To a large extent, the overall nature of their fight may shift in a way that requires more heavy armor and mechanized forces. While they clearly have some already, more may be needed to close in on and “break through” Russian barriers, fortifications and troop positions. Ukrainian forces may need to “mass” to a greater extent and maneuver in different, larger formations than they have thus far. This requires force protection, meaning Ukrainian forces on a counterattack will need built-in ISR (intelligence, surveillance, reconnaissance) in the form of drones as well as certain kinds of base protections such as sensors, interceptors, jammers or other countermeasures. This may mean base protections such as something similar to the US Army’s Counter Rocket Artillery and Mortar (C-RAM) which links sensors to fire control and small interceptor rockets or area weapons such as a Phalanx gun able to fire hundreds of small projectiles per second to knock out incoming enemy fire.
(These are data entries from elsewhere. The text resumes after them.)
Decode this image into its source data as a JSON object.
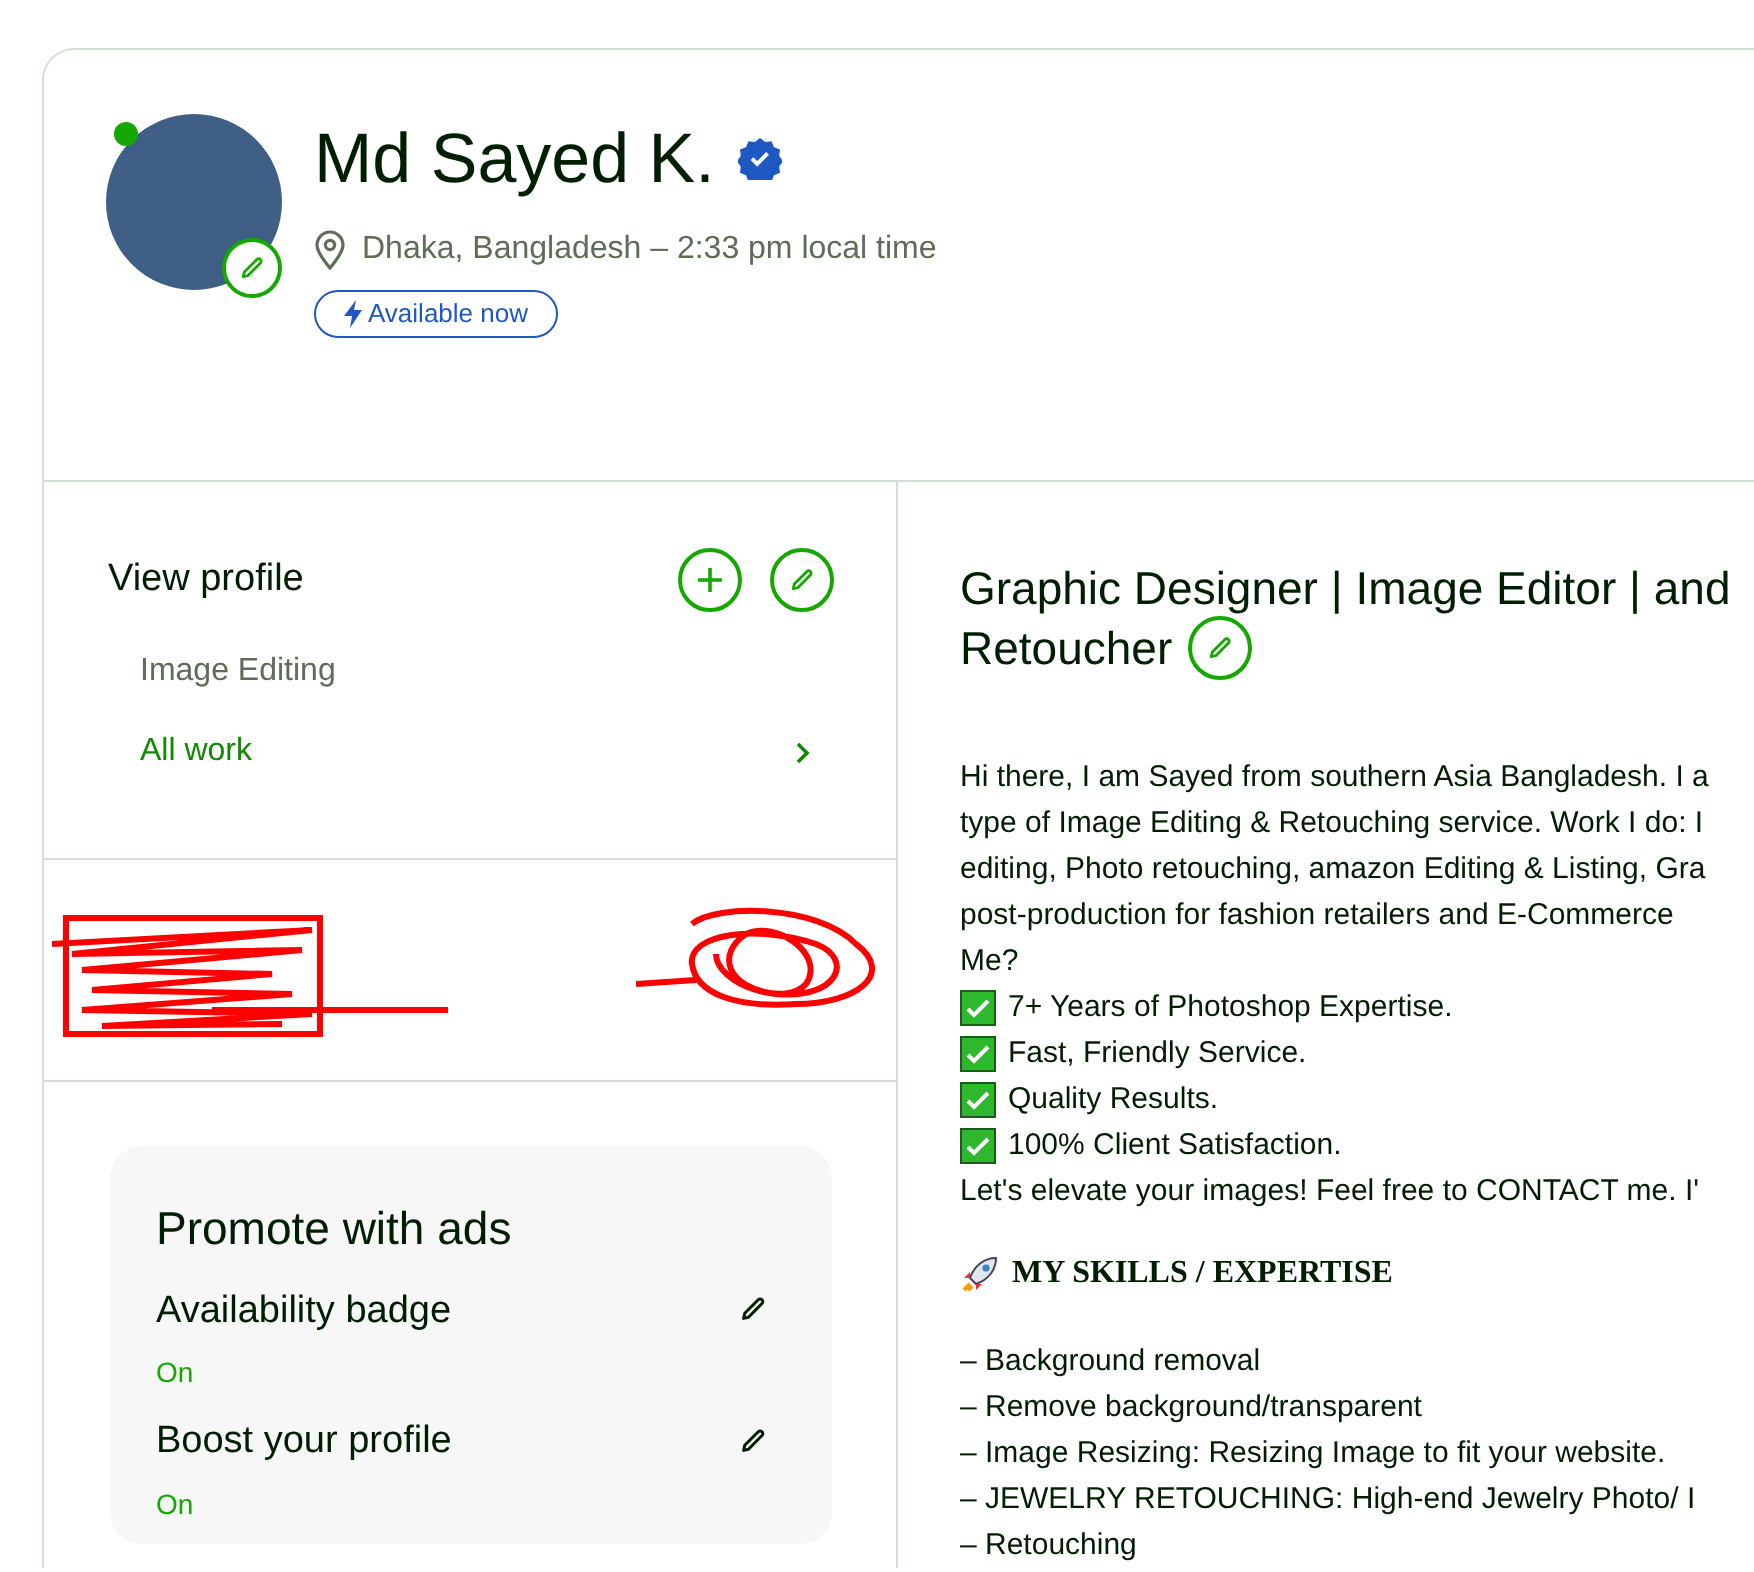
{
  "profile": {
    "name": "Md Sayed K.",
    "online": true,
    "verified": true,
    "location": "Dhaka, Bangladesh – 2:33 pm local time",
    "availability": "Available now"
  },
  "sidebar": {
    "title": "View profile",
    "items": [
      {
        "label": "Image Editing",
        "selected": false
      },
      {
        "label": "All work",
        "selected": true
      }
    ]
  },
  "promote": {
    "title": "Promote with ads",
    "items": [
      {
        "label": "Availability badge",
        "status": "On"
      },
      {
        "label": "Boost your profile",
        "status": "On"
      }
    ]
  },
  "main": {
    "title_lines": [
      "Graphic Designer | Image Editor | and",
      "Retoucher"
    ],
    "intro_lines": [
      "Hi there, I am Sayed from southern Asia Bangladesh. I a",
      "type of Image Editing & Retouching service. Work I do: I",
      "editing, Photo retouching, amazon Editing & Listing, Gra",
      "post-production for fashion retailers and E-Commerce",
      "Me?"
    ],
    "checklist": [
      "7+ Years of Photoshop Expertise.",
      "Fast, Friendly Service.",
      "Quality Results.",
      "100% Client Satisfaction."
    ],
    "closing": "Let's elevate your images! Feel free to CONTACT me. I'",
    "skills_heading": "MY SKILLS / EXPERTISE",
    "skills": [
      "– Background removal",
      "– Remove background/transparent",
      "– Image Resizing: Resizing Image to fit your website.",
      "– JEWELRY RETOUCHING: High-end Jewelry Photo/ I",
      "– Retouching"
    ]
  }
}
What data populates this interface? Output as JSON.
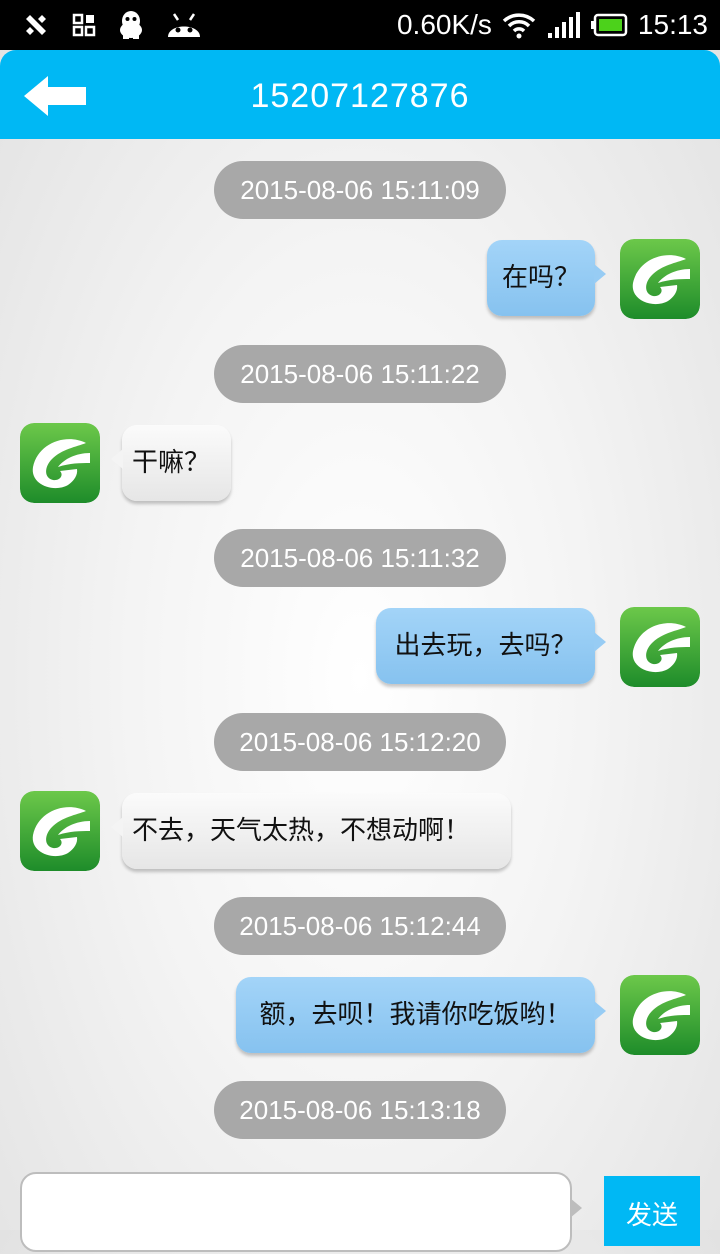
{
  "status_bar": {
    "network_speed": "0.60K/s",
    "time": "15:13",
    "icons": [
      "tools-icon",
      "grid-icon",
      "qq-penguin-icon",
      "android-icon",
      "wifi-icon",
      "signal-icon",
      "battery-icon"
    ]
  },
  "header": {
    "title": "15207127876",
    "back_icon": "back-arrow-icon"
  },
  "timestamps": [
    "2015-08-06 15:11:09",
    "2015-08-06 15:11:22",
    "2015-08-06 15:11:32",
    "2015-08-06 15:12:20",
    "2015-08-06 15:12:44",
    "2015-08-06 15:13:18"
  ],
  "messages": [
    {
      "direction": "out",
      "text": "在吗？"
    },
    {
      "direction": "in",
      "text": "干嘛？"
    },
    {
      "direction": "out",
      "text": "出去玩，去吗？"
    },
    {
      "direction": "in",
      "text": "不去，天气太热，不想动啊！"
    },
    {
      "direction": "out",
      "text": "额，去呗！我请你吃饭哟！"
    }
  ],
  "input": {
    "value": "",
    "send_label": "发送"
  },
  "colors": {
    "header": "#00b8f4",
    "outgoing_bubble": "#8ec7f1",
    "incoming_bubble": "#f0f0f0",
    "timestamp_pill": "#a8a8a8",
    "avatar_green": "#3aaa35"
  }
}
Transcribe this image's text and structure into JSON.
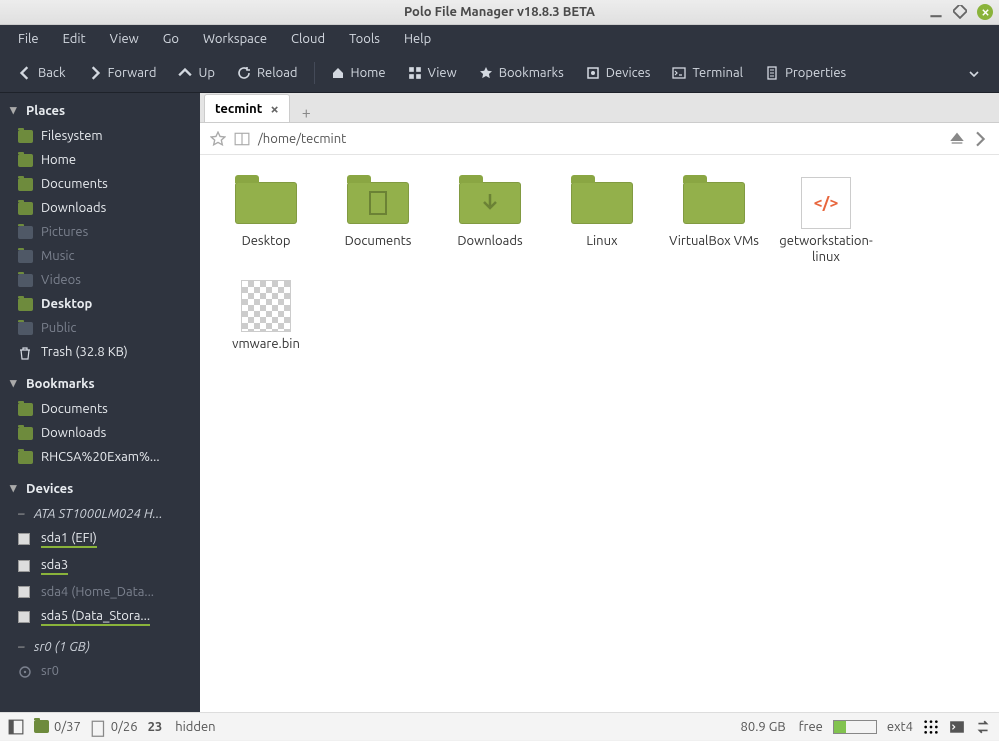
{
  "window": {
    "title": "Polo File Manager v18.8.3 BETA"
  },
  "menubar": [
    "File",
    "Edit",
    "View",
    "Go",
    "Workspace",
    "Cloud",
    "Tools",
    "Help"
  ],
  "toolbar": {
    "back": "Back",
    "forward": "Forward",
    "up": "Up",
    "reload": "Reload",
    "home": "Home",
    "view": "View",
    "bookmarks": "Bookmarks",
    "devices": "Devices",
    "terminal": "Terminal",
    "properties": "Properties"
  },
  "sidebar": {
    "places_header": "Places",
    "places": [
      {
        "label": "Filesystem",
        "bright": true
      },
      {
        "label": "Home",
        "bright": true
      },
      {
        "label": "Documents",
        "bright": true
      },
      {
        "label": "Downloads",
        "bright": true
      },
      {
        "label": "Pictures",
        "dim": true
      },
      {
        "label": "Music",
        "dim": true
      },
      {
        "label": "Videos",
        "dim": true
      },
      {
        "label": "Desktop",
        "bright": true,
        "bold": true
      },
      {
        "label": "Public",
        "dim": true
      }
    ],
    "trash": "Trash (32.8 KB)",
    "bookmarks_header": "Bookmarks",
    "bookmarks": [
      {
        "label": "Documents"
      },
      {
        "label": "Downloads"
      },
      {
        "label": "RHCSA%20Exam%..."
      }
    ],
    "devices_header": "Devices",
    "device_group": "ATA ST1000LM024 H...",
    "partitions": [
      {
        "label": "sda1 (EFI)",
        "underline": true
      },
      {
        "label": "sda3",
        "underline": true
      },
      {
        "label": "sda4 (Home_Data...",
        "dim": true
      },
      {
        "label": "sda5 (Data_Stora...",
        "underline": true
      }
    ],
    "cdrom_group": "sr0 (1 GB)",
    "cdrom": "sr0"
  },
  "tab": {
    "name": "tecmint"
  },
  "path": "/home/tecmint",
  "files": [
    {
      "name": "Desktop",
      "type": "folder"
    },
    {
      "name": "Documents",
      "type": "folder",
      "emblem": "doc"
    },
    {
      "name": "Downloads",
      "type": "folder",
      "emblem": "down"
    },
    {
      "name": "Linux",
      "type": "folder"
    },
    {
      "name": "VirtualBox VMs",
      "type": "folder"
    },
    {
      "name": "getworkstation-linux",
      "type": "code"
    },
    {
      "name": "vmware.bin",
      "type": "bin"
    }
  ],
  "statusbar": {
    "count1": "0/37",
    "count2": "0/26",
    "hidden": "23",
    "hidden_label": "hidden",
    "free": "80.9 GB",
    "free_label": "free",
    "fs": "ext4"
  }
}
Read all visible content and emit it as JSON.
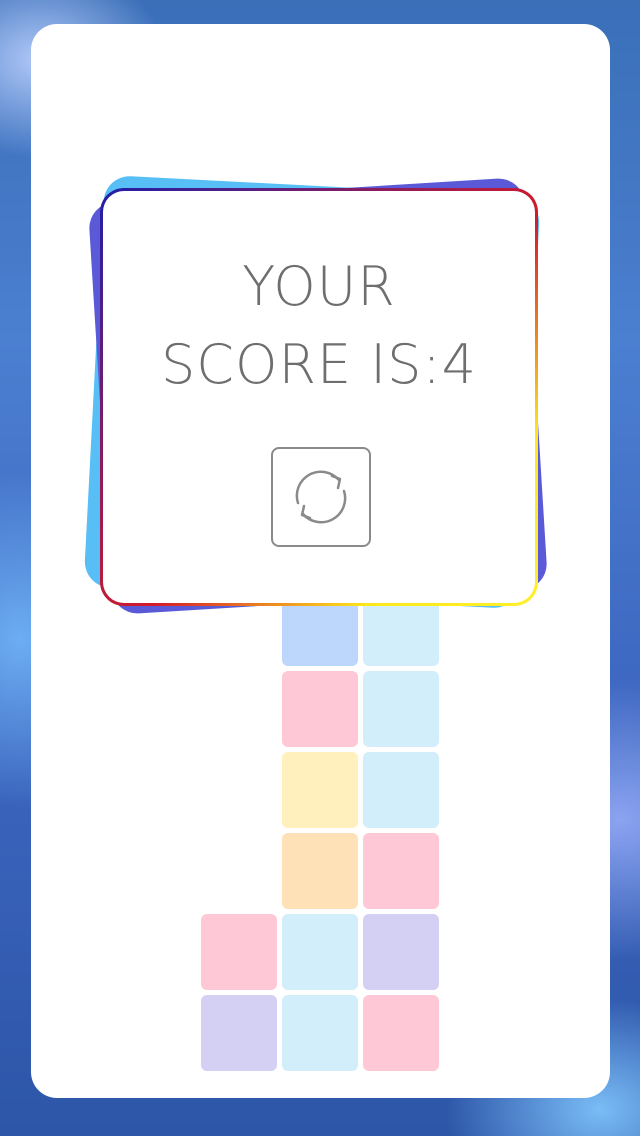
{
  "game_over": {
    "line1": "YOUR",
    "line2_label": "SCORE IS:",
    "score": "4",
    "restart_icon": "refresh-icon"
  },
  "tower": {
    "rows": [
      [
        "",
        "blue",
        "sky"
      ],
      [
        "",
        "pink",
        "sky"
      ],
      [
        "",
        "yellow",
        "sky"
      ],
      [
        "",
        "orange",
        "pink"
      ],
      [
        "pink",
        "sky",
        "violet"
      ],
      [
        "violet",
        "sky",
        "pink"
      ]
    ]
  },
  "colors": {
    "card_border_start": "#1f1fa8",
    "card_border_mid": "#d41a2a",
    "card_border_end": "#ffe81a",
    "layer_cyan": "#57bff5",
    "layer_purple": "#5a5ad8",
    "text": "#6e6e6e"
  }
}
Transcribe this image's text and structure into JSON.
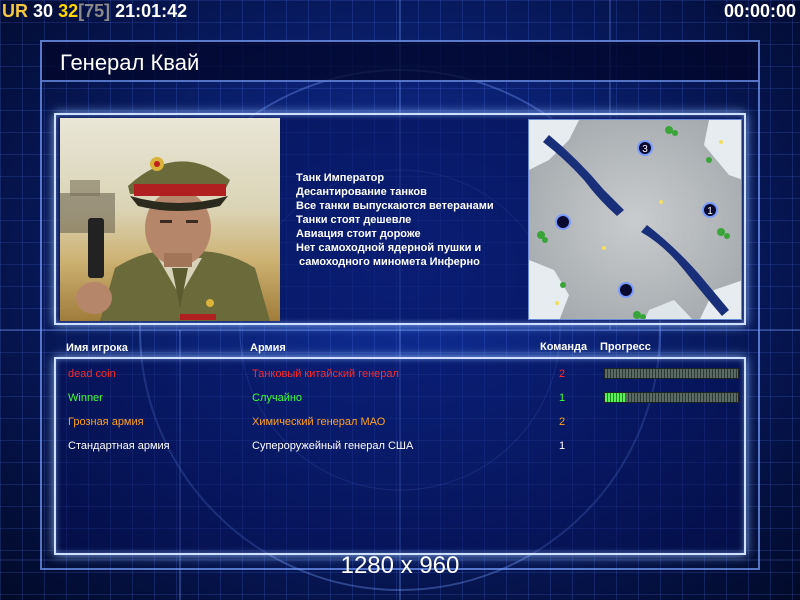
{
  "hud": {
    "prefix": "UR",
    "value_a": "30",
    "value_b": "32",
    "bracket": "[75]",
    "clock": "21:01:42",
    "timer": "00:00:00"
  },
  "title": "Генерал Квай",
  "features": [
    "Танк Император",
    "Десантирование танков",
    "Все танки выпускаются ветеранами",
    "Танки стоят дешевле",
    "Авиация стоит дороже",
    "Нет самоходной ядерной пушки и",
    " самоходного миномета Инферно"
  ],
  "minimap": {
    "start_markers": [
      "3",
      "1"
    ]
  },
  "table": {
    "headers": {
      "name": "Имя игрока",
      "army": "Армия",
      "team": "Команда",
      "progress": "Прогресс"
    },
    "rows": [
      {
        "name": "dead coin",
        "army": "Танковый китайский генерал",
        "team": "2",
        "color": "#ff2a2a",
        "progress": 0
      },
      {
        "name": "Winner",
        "army": "Случайно",
        "team": "1",
        "color": "#3cff3c",
        "progress": 0.16
      },
      {
        "name": "Грозная армия",
        "army": "Химический генерал МАО",
        "team": "2",
        "color": "#ffa020",
        "progress": null
      },
      {
        "name": "Стандартная армия",
        "army": "Супероружейный генерал США",
        "team": "1",
        "color": "#ffffff",
        "progress": null
      }
    ]
  },
  "resolution": "1280 x 960"
}
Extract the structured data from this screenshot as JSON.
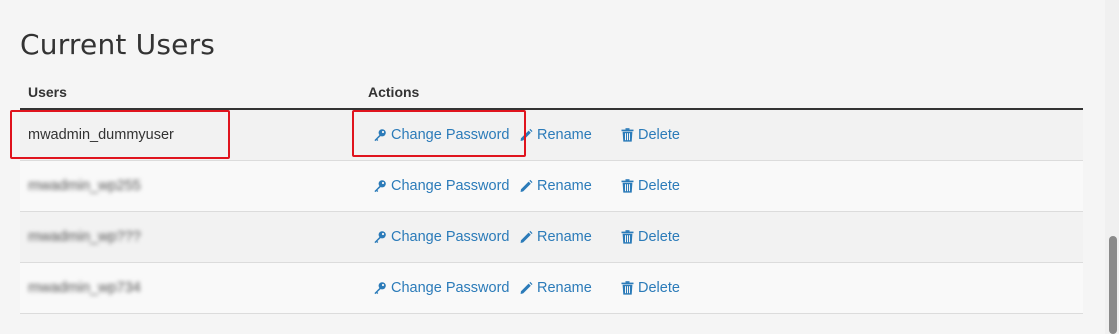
{
  "page": {
    "title": "Current Users"
  },
  "table": {
    "headers": {
      "users": "Users",
      "actions": "Actions"
    },
    "rows": [
      {
        "username": "mwadmin_dummyuser",
        "blurred": false
      },
      {
        "username": "mwadmin_wp255",
        "blurred": true
      },
      {
        "username": "mwadmin_wp???",
        "blurred": true
      },
      {
        "username": "mwadmin_wp734",
        "blurred": true
      }
    ],
    "actions": {
      "change_password": "Change Password",
      "rename": "Rename",
      "delete": "Delete"
    }
  },
  "icons": {
    "change_password": "key-icon",
    "rename": "pencil-icon",
    "delete": "trash-icon"
  },
  "colors": {
    "link": "#2b7bb9",
    "highlight": "#e0141e",
    "header_rule": "#333333"
  }
}
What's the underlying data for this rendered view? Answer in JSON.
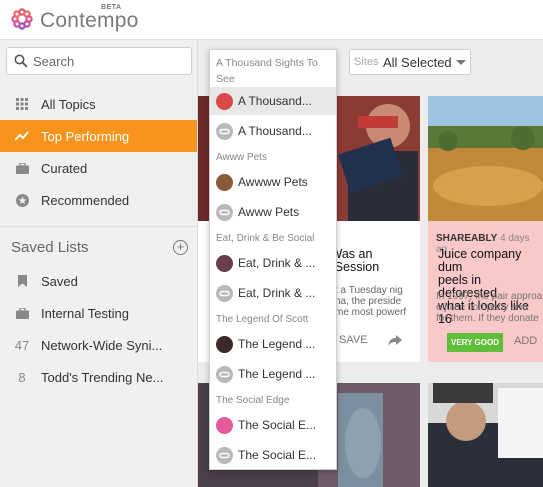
{
  "header": {
    "brand": "Contempo",
    "beta": "BETA"
  },
  "search": {
    "placeholder": "Search"
  },
  "nav": [
    {
      "label": "All Topics",
      "icon": "grid-icon"
    },
    {
      "label": "Top Performing",
      "icon": "trend-icon"
    },
    {
      "label": "Curated",
      "icon": "briefcase-icon"
    },
    {
      "label": "Recommended",
      "icon": "star-circle-icon"
    }
  ],
  "saved_lists": {
    "title": "Saved Lists",
    "items": [
      {
        "icon": "bookmark-icon",
        "label": "Saved"
      },
      {
        "icon": "briefcase-icon",
        "label": "Internal Testing"
      },
      {
        "count": "47",
        "label": "Network-Wide Syni..."
      },
      {
        "count": "8",
        "label": "Todd's Trending Ne..."
      }
    ]
  },
  "sites_filter": {
    "label": "Sites",
    "value": "All Selected"
  },
  "dropdown": {
    "header": "A Thousand Sights To See",
    "groups": [
      {
        "title": "",
        "options": [
          "A Thousand...",
          "A Thousand..."
        ]
      },
      {
        "title": "Awww Pets",
        "options": [
          "Awwww Pets",
          "Awww Pets"
        ]
      },
      {
        "title": "Eat, Drink & Be Social",
        "options": [
          "Eat, Drink & ...",
          "Eat, Drink & ..."
        ]
      },
      {
        "title": "The Legend Of Scott",
        "options": [
          "The Legend ...",
          "The Legend ..."
        ]
      },
      {
        "title": "The Social Edge",
        "options": [
          "The Social E...",
          "The Social E..."
        ]
      }
    ]
  },
  "cards": [
    {
      "title_lines": [
        "ly Was an",
        "by Session"
      ],
      "body_lines": [
        "t a Tuesday nig",
        "na, the preside",
        "me most powerf"
      ],
      "save": "SAVE"
    },
    {
      "meta_label": "SHAREABLY",
      "meta_time": "4 days ag",
      "title_lines": [
        "Juice company dum",
        "peels in deforested",
        "what it looks like 16"
      ],
      "body_lines": [
        "In 1997, the pair approa",
        "e juice company and",
        "for them. If they donate"
      ],
      "good": "VERY GOOD",
      "add": "ADD"
    }
  ],
  "colors": {
    "accent": "#f7941d",
    "good": "#5fbf3a",
    "card_highlight": "#f9c8c8"
  }
}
The Ukrainians already have US provided small, hand-launched drones able to operate “organically” in close coordination with on-the-move ground commanders looking to find and anticipate enemy threats likely to emerge as their forces advance. Concentrations of advancing Ukrainian forces will also need a greater degree of command and control to coordinate and deconflict areas of attack, advancement or occupation. While they can still leverage the effective “decentralized” approach they have used with great success thus far to a certain extent, there will be a need for greater coordination and connectivity regarding wider-area maneuvers with larger forces reclaiming territory. This may mean there will be a need for more infantry carriers to move units between forward positions, transport vehicles such as tactical trucks and Humvees and coordinated logistics and command and control.

So far, Ukrainians have been less vulnerable to Russian attacks by virtue of being largely dismounted, dispersed and not bound by linear formations or centralized command and control. A consolidated or “massed” force of any kind of course presents more target opportunities for enemy fire, yet larger coordinated force movements with vehicles, supplies, weapons and personnel will become more necessary.

Ryder said ongoing deliberations and discussions with Ukrainians will make sure that they have what they need for the short, medium and long term. 

Kris Osborn is the President of Warrior Maven - Center for Military Modernization and the Defense Editor for the National Interest. Osborn previously served at the Pentagon as a Highly Qualified Expert with the Office of the Assistant Secretary of the Army—Acquisition, Logistics & Technology. Osborn has also worked as an anchor and on-air military specialist at national TV networks. He has appeared as a guest military expert on Fox News, MSNBC, The Military Channel, and The History Channel. He also has a Masters Degree in Comparative Literature from Columbia University.